morning finds us at Kitimaat Mission picking up our Haaisla guides for
the trip down the Gardener Channel.
We are bound for the estuary of the
we make our way down the Gardener Channel between towering mountains,
we watch a short video titled The
Return of Gpsgolox Pole.
This film explains the significance of the totem
pole and describes the efforts of the Haaisla people to retrieve it
from a museum in
after-dinner entertainment is a particularly sobering video examining
the state of the worlds water supply.
I am suddenly aware of how extremely lucky we are in
creeps in, the fog lifts and we awake to find ourselves gliding down the
Ursula Channel toward
As an ecotourism initiative, the Gitgaat people who live at the south end of the Douglas Channel, built bear viewing platforms. They were careful to locate the platforms high up and at a good distance from the main fishing area in order to minimize the negative impact of human visitors. We are joined by Marvin Cooper who will be our guide to the platforms. While we wait our turn, we are entertained by humpback whales feeding along the channel, particularly a small whale feeding in close to shore. Soon, it is our turn and we board the DIBs and head for shore. We tramp along an old logging trail and then descend steep, rocky, slippery slopes to the viewing area. We climb 2x4 ladders to the tarp-covered platforms and sit quietly watching the jumping salmon in the stream. Soon a small black bear makes his way up the stream. It is obvious that he is too young to have the hang of this fish-catching business yet but he entertains us with his enthusiastic efforts. He moves off into the bush rapidly as a slightly larger bear comes splashing down the stream bed. This one doesnt have any success either and eventually we make our way back down the logging trail and return to the boat.

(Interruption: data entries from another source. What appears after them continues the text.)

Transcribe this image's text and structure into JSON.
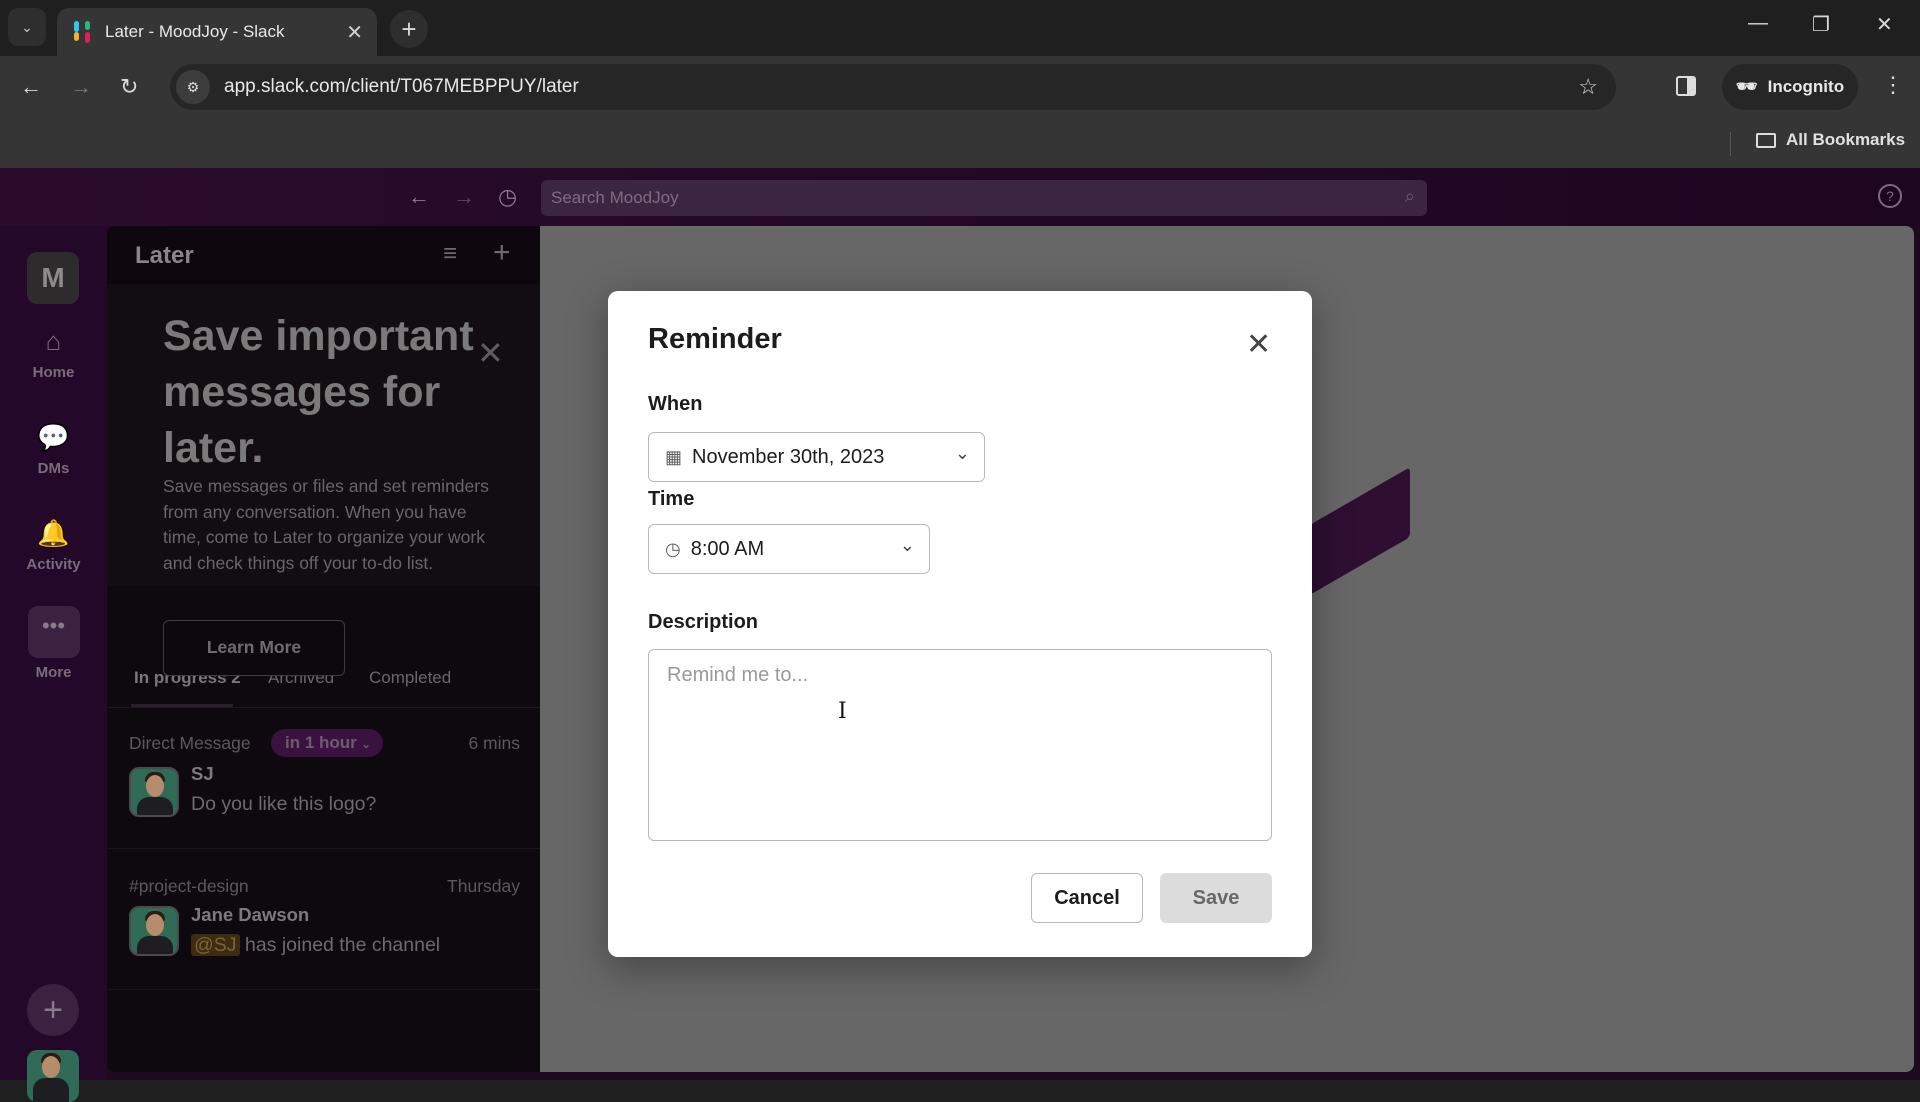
{
  "browser": {
    "tab_title": "Later - MoodJoy - Slack",
    "url": "app.slack.com/client/T067MEBPPUY/later",
    "incognito_label": "Incognito",
    "bookmarks_label": "All Bookmarks",
    "icons": [
      "tab-search-icon",
      "slack-favicon",
      "close-icon",
      "plus-icon",
      "back-icon",
      "forward-icon",
      "reload-icon",
      "site-info-icon",
      "star-icon",
      "side-panel-icon",
      "incognito-icon",
      "kebab-icon",
      "folder-icon",
      "minimize-icon",
      "restore-icon",
      "close-window-icon"
    ]
  },
  "slack_header": {
    "search_placeholder": "Search MoodJoy",
    "help_glyph": "?"
  },
  "rail": {
    "workspace_initial": "M",
    "items": [
      {
        "label": "Home",
        "icon": "home-icon"
      },
      {
        "label": "DMs",
        "icon": "dms-icon"
      },
      {
        "label": "Activity",
        "icon": "bell-icon"
      },
      {
        "label": "More",
        "icon": "more-icon"
      }
    ]
  },
  "later_panel": {
    "title": "Later",
    "promo": {
      "heading": "Save important messages for later.",
      "body": "Save messages or files and set reminders from any conversation. When you have time, come to Later to organize your work and check things off your to-do list.",
      "button": "Learn More"
    },
    "tabs": [
      {
        "label": "In progress 2",
        "active": true
      },
      {
        "label": "Archived",
        "active": false
      },
      {
        "label": "Completed",
        "active": false
      }
    ],
    "items": [
      {
        "source": "Direct Message",
        "reminder": "in 1 hour",
        "time": "6 mins",
        "author": "SJ",
        "message": "Do you like this logo?"
      },
      {
        "source": "#project-design",
        "reminder": "",
        "time": "Thursday",
        "author": "Jane Dawson",
        "mention": "@SJ",
        "message": "has joined the channel"
      }
    ]
  },
  "modal": {
    "title": "Reminder",
    "when_label": "When",
    "date_value": "November 30th, 2023",
    "time_label": "Time",
    "time_value": "8:00 AM",
    "description_label": "Description",
    "description_placeholder": "Remind me to...",
    "description_value": "",
    "cancel_label": "Cancel",
    "save_label": "Save"
  }
}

The boat moves on through the channel as Laurel Brewster, a forester with the Sierra Club, admitting that she is somewhat nervous because David Suzuki is in the audience, delivers a very interesting presentation on the structure and function of a living forest. She is a very bright and intelligent young woman and I thoroughly enjoy her presentation. Trees are plants after all! Dr. Suzuki later states that he admires her for the stand she has taken on forestry despite having been trained and educated by traditionalists and adds that we will see more changes in how forests are managed as more and more women become part of the industry.
We take a temporary time out as we learn that Marvin Cooper and his crew have sighted a Spirit Bear and, as we excitedly head for the upper decks with binoculars and cameras, the boat changes course and moves in closer. I am one of a fortunate few who manage a fleeting glimpse of this elusive creature through my binoculars as it turns and makes its way into the underbrush.
The history of the Spirit Bear is one of the topics covered this afternoon by Colleen McCrory. I have been fascinated by these unique animals since reading an article in Canadian Geographic Magazine and I hang on every word. Colleens brother is a well-know BC bear biologist and an expert on grizzly bears. Colleen shares with us a number of his experiences and ventures including the Khutzeymateen Grizzly Bear Sanctuary and other Great Bear Rainforest projects.
Our days adventures wind up with a landing in the pouring rain near Kitkiata Inlet where Marvin introduces us to the ancient petroglyphs of his people. The shoreline is rough, rocky and slippery and many of the rock chunks that form the shoreline bear carvings that are hundreds of years old. It seems irreverent to be stepping on these wonderful artifacts and it is certainly a privilege to see them.